Govt commits to automation

Posted on 16 Dec 2010 by The Manufacturer

The British Automation and Robot Association has welcomed the Government's provision of £600k to simulate the adoption of automation.

The funding is the result of recommendations made in a recent industry study, Application of Automation in UK Manufacturing. The study was commissioned by members of the Engineering and Machinery Alliance (EAMA) with support from the Department for Business, Innovation and Skills (BIS), and sponsored by BARA (the British Automation and Robot Association) and its members.

The study, which polled a broad spectrum of manufacturers of engineered products and food in Spain, Germany, Sweden and the UK, not only aimed to find out why the UK lags behind the rest of the world in the adoption of automation, but looked to address the issues with an action plan of initiatives to stimulate growth. When results concluded that the main reasons for UK manufacturers’ lack of investment in modern manufacturing technologies were due to lack of knowledge, skills and confidence, BIS responded with funding for a two year programme beginning Spring 2011, which looks to address the barriers that UK manufacturers face.

“Although the UK is a long way behind in the use of automation when compared to some other countries, manufacturing in the UK has many strengths including reasonable productivity levels achieved by the widespread assimilation of lean concepts. If the use of automation can be increased, UK manufacturing has the potential to be a significant force in global markets – however, there is a definite need for an overall strategy to be coordinated and driven at a national level, and BARA intends to take the lead on such an initiative,” comments Mike Wilson, BARA President.

In a bid to make UK manufacturers more competitive, the BIS programme, supported by BARA, will better prepare companies to introduce new automated/robotic systems and help them operate them effectively.

In addition to supporting the BIS programme, BARA will organise a series of regional events in early 2011 which will help SME’s understand the benefits of automation and provide advice on how to take the first steps in their adoption of automation.

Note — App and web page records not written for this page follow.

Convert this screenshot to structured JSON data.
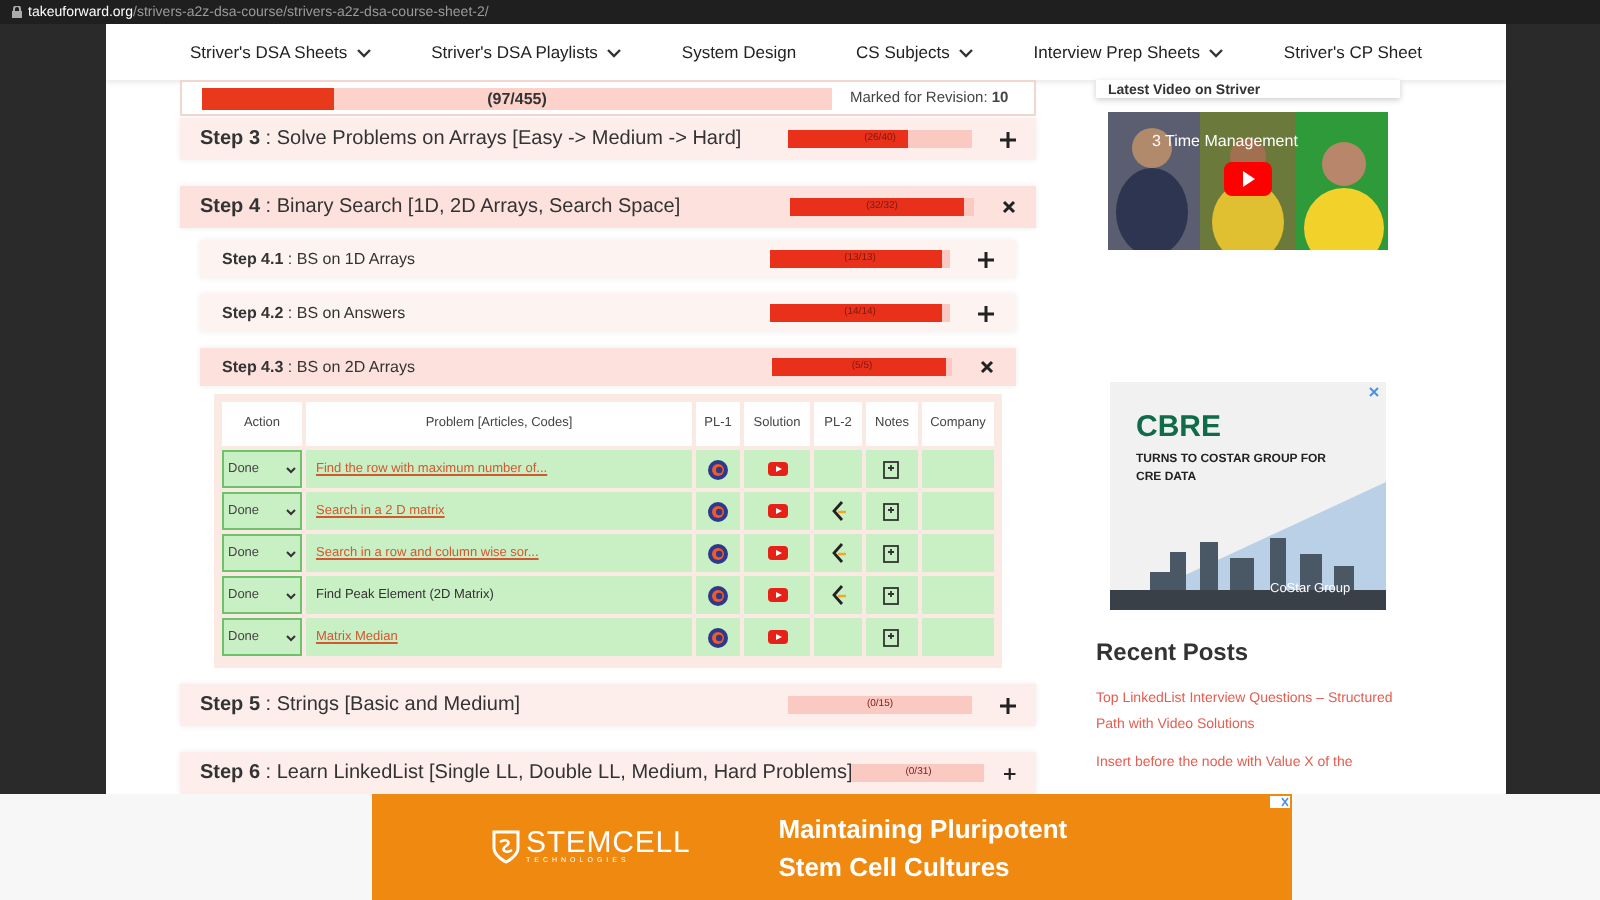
{
  "browser": {
    "url_host": "takeuforward.org",
    "url_path": "/strivers-a2z-dsa-course/strivers-a2z-dsa-course-sheet-2/"
  },
  "nav": [
    {
      "label": "Striver's DSA Sheets",
      "dropdown": true
    },
    {
      "label": "Striver's DSA Playlists",
      "dropdown": true
    },
    {
      "label": "System Design",
      "dropdown": false
    },
    {
      "label": "CS Subjects",
      "dropdown": true
    },
    {
      "label": "Interview Prep Sheets",
      "dropdown": true
    },
    {
      "label": "Striver's CP Sheet",
      "dropdown": false
    }
  ],
  "progress": {
    "level": 0.21,
    "count": "(97/455)",
    "revision": "Marked for Revision: **10**"
  },
  "steps": [
    {
      "title": "**Step 3** : Solve Problems on Arrays [Easy -> Medium -> Hard]",
      "count": "(26/40)",
      "level": 0.65,
      "expanded": false,
      "sub": false
    },
    {
      "title": "**Step 4** : Binary Search [1D, 2D Arrays, Search Space]",
      "count": "(32/32)",
      "level": 0.95,
      "expanded": true,
      "sub": false
    },
    {
      "title": "**Step 4.1** : BS on 1D Arrays",
      "count": "(13/13)",
      "level": 0.95,
      "expanded": false,
      "sub": true
    },
    {
      "title": "**Step 4.2** : BS on Answers",
      "count": "(14/14)",
      "level": 0.95,
      "expanded": false,
      "sub": true
    },
    {
      "title": "**Step 4.3** : BS on 2D Arrays",
      "count": "(5/5)",
      "level": 0.97,
      "expanded": true,
      "sub": true,
      "table": {
        "columns": [
          "Action",
          "Problem [Articles, Codes]",
          "PL-1",
          "Solution",
          "PL-2",
          "Notes",
          "Company"
        ],
        "rows": [
          {
            "action": "Done",
            "problem": "Find the row with maximum number of...",
            "linked": true,
            "pl2": false
          },
          {
            "action": "Done",
            "problem": "Search in a 2 D matrix",
            "linked": true,
            "pl2": true
          },
          {
            "action": "Done",
            "problem": "Search in a row and column wise sor...",
            "linked": true,
            "pl2": true
          },
          {
            "action": "Done",
            "problem": "Find Peak Element (2D Matrix)",
            "linked": false,
            "pl2": true
          },
          {
            "action": "Done",
            "problem": "Matrix Median",
            "linked": true,
            "pl2": false
          }
        ]
      }
    },
    {
      "title": "**Step 5** : Strings [Basic and Medium]",
      "count": "(0/15)",
      "level": 0,
      "expanded": false,
      "sub": false
    },
    {
      "title": "**Step 6** : Learn LinkedList [Single LL, Double LL, Medium, Hard Problems]",
      "count": "(0/31)",
      "level": 0,
      "expanded": false,
      "sub": false
    }
  ],
  "sidebar": {
    "video_card_title": "Latest Video on Striver",
    "video": {
      "kind": "picture",
      "title": "3 Time Management"
    },
    "ad": {
      "kind": "picture",
      "brand": "CBRE",
      "headline": "TURNS TO COSTAR GROUP FOR CRE DATA",
      "sponsor": "CoStar Group"
    },
    "recent_title": "Recent Posts",
    "posts": [
      "Top LinkedList Interview Questions – Structured Path with Video Solutions",
      "Insert before the node with Value X of the"
    ]
  },
  "bottom_ad": {
    "brand": "STEMCELL",
    "brand_sub": "TECHNOLOGIES",
    "headline": "Maintaining Pluripotent Stem Cell Cultures"
  }
}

“In a relatively high cost economy such as the UK, the application of automation is an essential ingredient in the sustainability of manufacturing businesses, enabling them to compete more successfully in the global market. Automating manufacturing processes not only drives costs down, it improves quality, reduces waste and optimises energy use,” states Mike. “The regional events will provide manufacturers with an excellent source of information and know-how so that they can overcome the obstacles suppressing their uptake of automation and consequently increase their competitive edge,” he adds.